WORK INSTRUCTION: Lines in the data below that contain the word "EURUSD" are to be copied.

------------------------------------------------------------

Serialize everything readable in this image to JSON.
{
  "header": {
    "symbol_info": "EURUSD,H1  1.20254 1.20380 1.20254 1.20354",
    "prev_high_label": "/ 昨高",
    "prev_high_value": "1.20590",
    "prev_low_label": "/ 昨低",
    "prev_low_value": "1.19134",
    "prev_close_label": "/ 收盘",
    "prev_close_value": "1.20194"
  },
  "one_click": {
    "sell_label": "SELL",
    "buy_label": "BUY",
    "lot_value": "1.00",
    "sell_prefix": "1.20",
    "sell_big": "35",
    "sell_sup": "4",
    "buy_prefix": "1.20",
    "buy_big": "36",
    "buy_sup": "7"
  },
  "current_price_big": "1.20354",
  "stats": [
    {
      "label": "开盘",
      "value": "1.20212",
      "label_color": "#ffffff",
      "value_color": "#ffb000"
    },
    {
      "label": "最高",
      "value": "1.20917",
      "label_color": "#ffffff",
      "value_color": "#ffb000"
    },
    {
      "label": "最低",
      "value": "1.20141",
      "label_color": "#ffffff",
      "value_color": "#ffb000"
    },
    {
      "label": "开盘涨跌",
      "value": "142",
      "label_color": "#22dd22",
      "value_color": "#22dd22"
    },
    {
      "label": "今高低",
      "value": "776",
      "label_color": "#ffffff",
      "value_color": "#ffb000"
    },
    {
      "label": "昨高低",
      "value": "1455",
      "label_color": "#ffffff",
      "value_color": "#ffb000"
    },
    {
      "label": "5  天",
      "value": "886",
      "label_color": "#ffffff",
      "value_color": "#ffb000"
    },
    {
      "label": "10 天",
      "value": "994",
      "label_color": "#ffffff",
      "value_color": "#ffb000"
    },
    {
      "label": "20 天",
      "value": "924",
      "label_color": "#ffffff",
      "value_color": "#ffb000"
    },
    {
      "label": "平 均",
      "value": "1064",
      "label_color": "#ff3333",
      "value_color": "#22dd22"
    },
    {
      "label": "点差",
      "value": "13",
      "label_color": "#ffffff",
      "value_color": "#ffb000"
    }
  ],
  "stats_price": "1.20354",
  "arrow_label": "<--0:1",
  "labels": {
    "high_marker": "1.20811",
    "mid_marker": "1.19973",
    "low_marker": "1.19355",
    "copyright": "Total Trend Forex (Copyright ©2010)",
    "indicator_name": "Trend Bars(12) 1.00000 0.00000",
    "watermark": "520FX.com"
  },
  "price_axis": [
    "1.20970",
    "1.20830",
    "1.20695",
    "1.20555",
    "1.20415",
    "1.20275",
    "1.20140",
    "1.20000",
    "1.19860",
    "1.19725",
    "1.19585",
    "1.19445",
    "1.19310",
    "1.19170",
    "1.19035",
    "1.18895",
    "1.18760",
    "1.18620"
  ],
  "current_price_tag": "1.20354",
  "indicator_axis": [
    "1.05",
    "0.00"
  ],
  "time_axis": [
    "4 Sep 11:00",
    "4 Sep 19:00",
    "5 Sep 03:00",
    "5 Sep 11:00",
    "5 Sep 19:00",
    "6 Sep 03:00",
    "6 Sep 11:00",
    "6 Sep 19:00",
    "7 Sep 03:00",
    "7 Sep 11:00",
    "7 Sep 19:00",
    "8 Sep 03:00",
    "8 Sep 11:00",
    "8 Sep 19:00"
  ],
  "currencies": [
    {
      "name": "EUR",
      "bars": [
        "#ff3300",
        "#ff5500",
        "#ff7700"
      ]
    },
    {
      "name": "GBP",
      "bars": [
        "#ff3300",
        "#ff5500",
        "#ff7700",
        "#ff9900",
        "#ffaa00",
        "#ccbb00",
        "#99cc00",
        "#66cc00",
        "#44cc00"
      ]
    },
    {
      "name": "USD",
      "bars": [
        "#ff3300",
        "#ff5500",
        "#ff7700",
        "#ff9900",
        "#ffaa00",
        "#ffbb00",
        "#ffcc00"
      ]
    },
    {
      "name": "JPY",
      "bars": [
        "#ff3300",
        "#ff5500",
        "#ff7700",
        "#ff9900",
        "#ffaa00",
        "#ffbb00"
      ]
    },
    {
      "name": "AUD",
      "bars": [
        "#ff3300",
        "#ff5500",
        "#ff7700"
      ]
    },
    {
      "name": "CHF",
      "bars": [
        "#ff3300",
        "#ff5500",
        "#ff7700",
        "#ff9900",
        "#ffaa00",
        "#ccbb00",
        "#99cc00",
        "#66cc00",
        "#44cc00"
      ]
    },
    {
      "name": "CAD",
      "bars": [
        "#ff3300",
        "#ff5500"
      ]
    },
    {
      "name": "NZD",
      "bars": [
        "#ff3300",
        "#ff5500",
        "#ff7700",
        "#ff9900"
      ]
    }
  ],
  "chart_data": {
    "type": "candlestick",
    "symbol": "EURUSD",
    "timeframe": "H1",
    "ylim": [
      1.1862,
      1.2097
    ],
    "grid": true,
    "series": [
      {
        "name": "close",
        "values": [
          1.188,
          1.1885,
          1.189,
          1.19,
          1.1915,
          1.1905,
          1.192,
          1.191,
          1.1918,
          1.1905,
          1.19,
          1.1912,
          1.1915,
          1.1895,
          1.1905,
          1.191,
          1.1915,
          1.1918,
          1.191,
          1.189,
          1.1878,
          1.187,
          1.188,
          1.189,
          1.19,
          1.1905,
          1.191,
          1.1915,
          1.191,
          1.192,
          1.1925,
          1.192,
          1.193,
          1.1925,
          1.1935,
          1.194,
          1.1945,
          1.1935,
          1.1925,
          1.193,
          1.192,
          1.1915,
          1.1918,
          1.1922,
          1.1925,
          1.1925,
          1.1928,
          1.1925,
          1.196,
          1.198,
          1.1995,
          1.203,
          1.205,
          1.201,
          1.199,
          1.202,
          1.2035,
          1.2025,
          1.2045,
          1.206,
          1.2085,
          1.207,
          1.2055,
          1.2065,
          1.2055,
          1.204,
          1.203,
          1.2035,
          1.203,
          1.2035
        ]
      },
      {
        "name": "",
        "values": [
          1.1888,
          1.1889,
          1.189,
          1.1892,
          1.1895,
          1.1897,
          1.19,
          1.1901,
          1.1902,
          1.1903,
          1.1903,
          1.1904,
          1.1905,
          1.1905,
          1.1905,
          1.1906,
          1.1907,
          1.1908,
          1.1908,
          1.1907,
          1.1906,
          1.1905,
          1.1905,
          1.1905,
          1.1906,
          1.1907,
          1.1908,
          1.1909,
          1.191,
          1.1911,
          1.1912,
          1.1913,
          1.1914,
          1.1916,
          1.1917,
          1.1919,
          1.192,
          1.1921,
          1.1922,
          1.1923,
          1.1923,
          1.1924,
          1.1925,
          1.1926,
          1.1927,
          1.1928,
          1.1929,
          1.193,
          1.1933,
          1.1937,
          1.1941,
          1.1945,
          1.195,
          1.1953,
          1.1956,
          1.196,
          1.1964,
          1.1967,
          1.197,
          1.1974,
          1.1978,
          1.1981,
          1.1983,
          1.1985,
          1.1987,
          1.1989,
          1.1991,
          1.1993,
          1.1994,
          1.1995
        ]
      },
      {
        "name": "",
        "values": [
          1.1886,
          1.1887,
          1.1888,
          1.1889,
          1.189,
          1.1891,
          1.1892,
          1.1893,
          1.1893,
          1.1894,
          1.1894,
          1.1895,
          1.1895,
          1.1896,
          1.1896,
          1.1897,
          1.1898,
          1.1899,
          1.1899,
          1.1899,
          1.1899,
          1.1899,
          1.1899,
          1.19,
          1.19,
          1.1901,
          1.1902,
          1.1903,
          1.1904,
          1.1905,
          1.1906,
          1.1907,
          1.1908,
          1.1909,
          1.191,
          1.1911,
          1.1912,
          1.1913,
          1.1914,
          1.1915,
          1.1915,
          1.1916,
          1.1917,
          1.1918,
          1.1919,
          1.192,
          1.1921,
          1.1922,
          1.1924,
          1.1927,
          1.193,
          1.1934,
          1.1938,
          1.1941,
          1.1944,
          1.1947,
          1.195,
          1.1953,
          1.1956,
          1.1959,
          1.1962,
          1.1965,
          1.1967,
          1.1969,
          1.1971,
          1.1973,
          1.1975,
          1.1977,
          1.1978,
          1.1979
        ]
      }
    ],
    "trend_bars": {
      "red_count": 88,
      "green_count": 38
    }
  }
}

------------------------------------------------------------

EXERCISE RESPONSE:
    "symbol_info": "EURUSD,H1  1.20254 1.20380 1.20254 1.20354",
    "symbol": "EURUSD",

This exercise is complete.